Digital records are pervasive in all aspects of our personal and working life. The creation of digital information is exploding at an exponential rate. The experience of the Ontario Public Service (OPS) with digital records mirrors what is happening in other jurisdictions. Various attempts are being made to mitigate risks within the OPS environment. This includes the important work being done at the Archives of Ontario in the area of long-term digital preservation.
The Archives has been collecting, preserving and providing access to the province’s history since 1903. Our multi-faceted collections include Ontario government records, genealogical records, photographs, architectural drawings, film and sound recordings, and the Government of Ontario Art Collection.

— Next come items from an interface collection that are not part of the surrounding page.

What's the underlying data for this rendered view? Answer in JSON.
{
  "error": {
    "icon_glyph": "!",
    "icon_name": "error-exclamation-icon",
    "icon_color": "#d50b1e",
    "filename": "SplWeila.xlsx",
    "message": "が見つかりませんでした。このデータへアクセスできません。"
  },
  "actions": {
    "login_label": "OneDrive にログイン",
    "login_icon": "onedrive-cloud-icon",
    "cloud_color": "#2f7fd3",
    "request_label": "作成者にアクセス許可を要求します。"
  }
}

Our holdings date back to 1729, and grow by 15,000 cubic feet per year.
As the guardian of Ontario’s documentary memory, the Archives is constantly striving to bring the past alive by promoting excellence in recordkeeping and custodial practices, and is taking great strides in meeting the challenges of preserving and managing archival digital records.
Our digital records program, coordinated by two employees, has existed since 1997 and a digital preservation strategy was initiated in 2007 that identifies how to move forward on the long-term preservation of digital records.

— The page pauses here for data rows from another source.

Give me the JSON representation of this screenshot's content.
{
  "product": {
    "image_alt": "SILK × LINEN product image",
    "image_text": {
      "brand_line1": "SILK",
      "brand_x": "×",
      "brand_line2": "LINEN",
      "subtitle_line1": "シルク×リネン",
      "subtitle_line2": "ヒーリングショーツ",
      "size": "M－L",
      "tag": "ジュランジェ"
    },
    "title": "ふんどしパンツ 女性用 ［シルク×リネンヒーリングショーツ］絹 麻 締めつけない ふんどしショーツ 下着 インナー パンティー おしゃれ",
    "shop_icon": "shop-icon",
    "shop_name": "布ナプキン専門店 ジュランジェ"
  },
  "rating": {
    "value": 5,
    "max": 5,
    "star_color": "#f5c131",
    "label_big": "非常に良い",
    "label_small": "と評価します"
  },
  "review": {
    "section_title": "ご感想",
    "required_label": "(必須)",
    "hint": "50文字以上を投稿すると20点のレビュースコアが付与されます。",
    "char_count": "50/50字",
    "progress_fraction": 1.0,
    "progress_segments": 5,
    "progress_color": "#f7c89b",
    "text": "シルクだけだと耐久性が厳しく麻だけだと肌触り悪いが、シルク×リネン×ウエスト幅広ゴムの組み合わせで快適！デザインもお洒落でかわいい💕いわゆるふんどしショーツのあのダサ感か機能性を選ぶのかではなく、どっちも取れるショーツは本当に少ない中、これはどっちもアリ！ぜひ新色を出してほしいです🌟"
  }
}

We have initiated a project to build a trusted digital repository called RADR (Repository of Archival Digital Records) that will properly safeguard these records and ensure they remain accessible over the long-term. As a result of a pilot project involving the records of the Ipperwash Inquiry, the Archives is one of the first in Canada to make our “born-digital” archival records available to researchers on the web. With this milestone, we are now able to provide “anywhere, anytime” access to our archival digital holdings. We are also working with stakeholders to share our expertise and experiences in this field.
Digital preservation encompasses a broad range of activities designed to extend the usable life of machine-readable computer files and protect them from media failure, physical loss and obsolescence. There are many strategies available to mitigate against these threats but migration and emulation have emerged as the leading techniques currently used by archival institutions. Migration involves copying or converting data from one technology to another while emulation combines software and hardware to allow programs designed for a particular outdated environment to operate in a newer environment.
The Archives of Ontario realized that our existing digital records repository required more sufficient long-term preservation functionality and a better means to make these records available to researchers. These observations were the motivation for RADR and the Ipperwash Inquiry pilot project.
The goals of RADR are to preserve the authenticity, accessibility and readability of Ontario archival digital records, free from dependence on any specific hardware or software; to provide the Ontario government and the public with 24/7 online access to archival digital records in our collection; and to support the best-practice management of digital information in the Ontario government.
The main components of RADR include the repository infrastructure, which will be compliant with an International Standards Organization standard and associated policies and procedures, and the creation of a research lab to devise and implement practical solutions for digital preservation issues.
A full business case has been completed and the necessary functional requirements have been defined. Current work includes developing the system architecture and preparing for the eventual release of a request-for-proposal to acquire a commercial solution.
The Ipperwash Inquiry project was initiated in response to an Ontario Auditor General Report and increased user demand for access to these types of records. The digital records of the inquiry included a website, a database of scanned documents and various material found in exhibit files.
Project milestones achieved included creating a shared folder for archivists to complete the processing of the records; developing a model for internal access to allow the searching of restricted records; the completion of processing guidelines; numerous changes proposed to existing policies and procedures to incorporate digital records issues and processes; and the creation of the Electronic Records Online area of the Archives of Ontario website.
The digital preservation challenge is too large and complex for one institution to tackle on its own. To address this, the Archives actively reached out to its partners to explore new avenues of cooperation and information sharing.
We currently serve as the secretariat for the National Digital Preservation Working Group (founded by us in 2008), which consists of representatives from other provincial and territorial archives to discuss digital preservation issues. A partnership has been developed with the Faculty of Information at the University of Toronto to host student internships and play an advisory role in their Digital Curation Institute. Reciprocal visits have been made with Library and Archives Canada to discuss possible collaboration in this area.
In addition, we have recently hosted international delegations from China, Japan and Malaysia to discuss our initiatives and exchange information.The implementation of RADR and recommendations from the pilot project will further cement the current leadership role that the Archives of Ontario plays in Canada in addressing digital preservation issues. Our continued outreach with the archival community and key partnerships with valued stakeholders will only further reinforce our status as a trusted centre of excellence in this field.
Miriam McTiernan is the Archivist of Ontario and former Chief Executive Officer of the Human Resources Professionals Association of Ontario (www.ontario.ca/archives).